I write an article about Yoga in my local newspaper, the Stanly News and Press. Here is my latest:
In a recent New York Times article titled “How Yoga Can Wreck Your Body”, William J. Broad discusses the dangers of injury through Yoga. When someone sent this article to me, my first thought was “Oh no!” But as I read it, I found myself agreeing with much of his point.
Broad tells of teachers and students who have experienced injuries due to taking their egos with them on their mats. I try to remind my students regularly that Yoga is not a competitive activity and if you are a naturally competitive person, please use this time to let that go and work on listening to your body.
Our American culture seems to scream that more is better, but when it comes to physical activities that we hope to maintain and sustain our good health, I don’t believe that is a good philosophy. I fell in love with Yoga because it was the first exercise that I felt I could do for the rest of my life. I was lucky because I found teachers who stressed safety and modifications and who did not push me to find my limits, but encouraged me to become more mindful and aware of my body’s abilities and limitations.
We do not say that we “do Yoga”, we say that we “practice Yoga”. This means that it is something we study regularly with the knowledge that we will have to adapt our poses and our practice at different times in our lives.
I see pictures of people in amazing poses and I have to admit that I am impressed. But I can also honestly say that I know that I will probably never practice or master those types of poses and that does not bother me one bit. I practice Yoga for my health, not because I want to perform in Cirque de Soleil or make it into Yoga Journal magazine.
I, too, have experienced pain and injury through Yoga. These things happened from overuse or pushing too hard when I was not warm enough to demonstrate a difficult pose in class. I should know better, but life is a process and those injuries have taught me valuable lessons about myself.
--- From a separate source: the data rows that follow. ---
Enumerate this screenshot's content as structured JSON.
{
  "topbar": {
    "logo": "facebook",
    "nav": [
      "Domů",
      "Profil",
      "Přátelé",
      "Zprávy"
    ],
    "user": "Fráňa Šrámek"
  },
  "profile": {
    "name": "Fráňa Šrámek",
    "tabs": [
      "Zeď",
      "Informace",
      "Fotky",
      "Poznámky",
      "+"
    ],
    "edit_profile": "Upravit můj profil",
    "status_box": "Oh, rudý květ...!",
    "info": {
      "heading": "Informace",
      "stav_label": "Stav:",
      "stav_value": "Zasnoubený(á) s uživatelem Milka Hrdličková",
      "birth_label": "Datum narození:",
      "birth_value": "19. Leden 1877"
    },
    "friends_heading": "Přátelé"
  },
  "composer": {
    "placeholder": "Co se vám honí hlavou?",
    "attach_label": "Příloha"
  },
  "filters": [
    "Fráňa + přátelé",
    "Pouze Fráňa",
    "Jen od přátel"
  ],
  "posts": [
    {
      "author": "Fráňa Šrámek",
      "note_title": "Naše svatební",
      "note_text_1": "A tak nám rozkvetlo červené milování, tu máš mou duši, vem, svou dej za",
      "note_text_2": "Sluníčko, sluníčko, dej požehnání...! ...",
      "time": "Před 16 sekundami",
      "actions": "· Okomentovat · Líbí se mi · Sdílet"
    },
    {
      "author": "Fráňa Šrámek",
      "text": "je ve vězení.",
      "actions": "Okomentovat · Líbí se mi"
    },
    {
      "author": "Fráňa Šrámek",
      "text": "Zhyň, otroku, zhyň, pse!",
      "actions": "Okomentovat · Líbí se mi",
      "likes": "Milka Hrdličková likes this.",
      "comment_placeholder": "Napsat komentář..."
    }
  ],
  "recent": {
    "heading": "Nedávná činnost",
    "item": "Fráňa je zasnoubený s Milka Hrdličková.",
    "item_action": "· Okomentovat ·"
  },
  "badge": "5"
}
If Yoga is a part of your life, remember to listen to your body, always move slowly and mindfully through your poses and never concern yourself with what someone else looks like in a pose. “Know thyself.”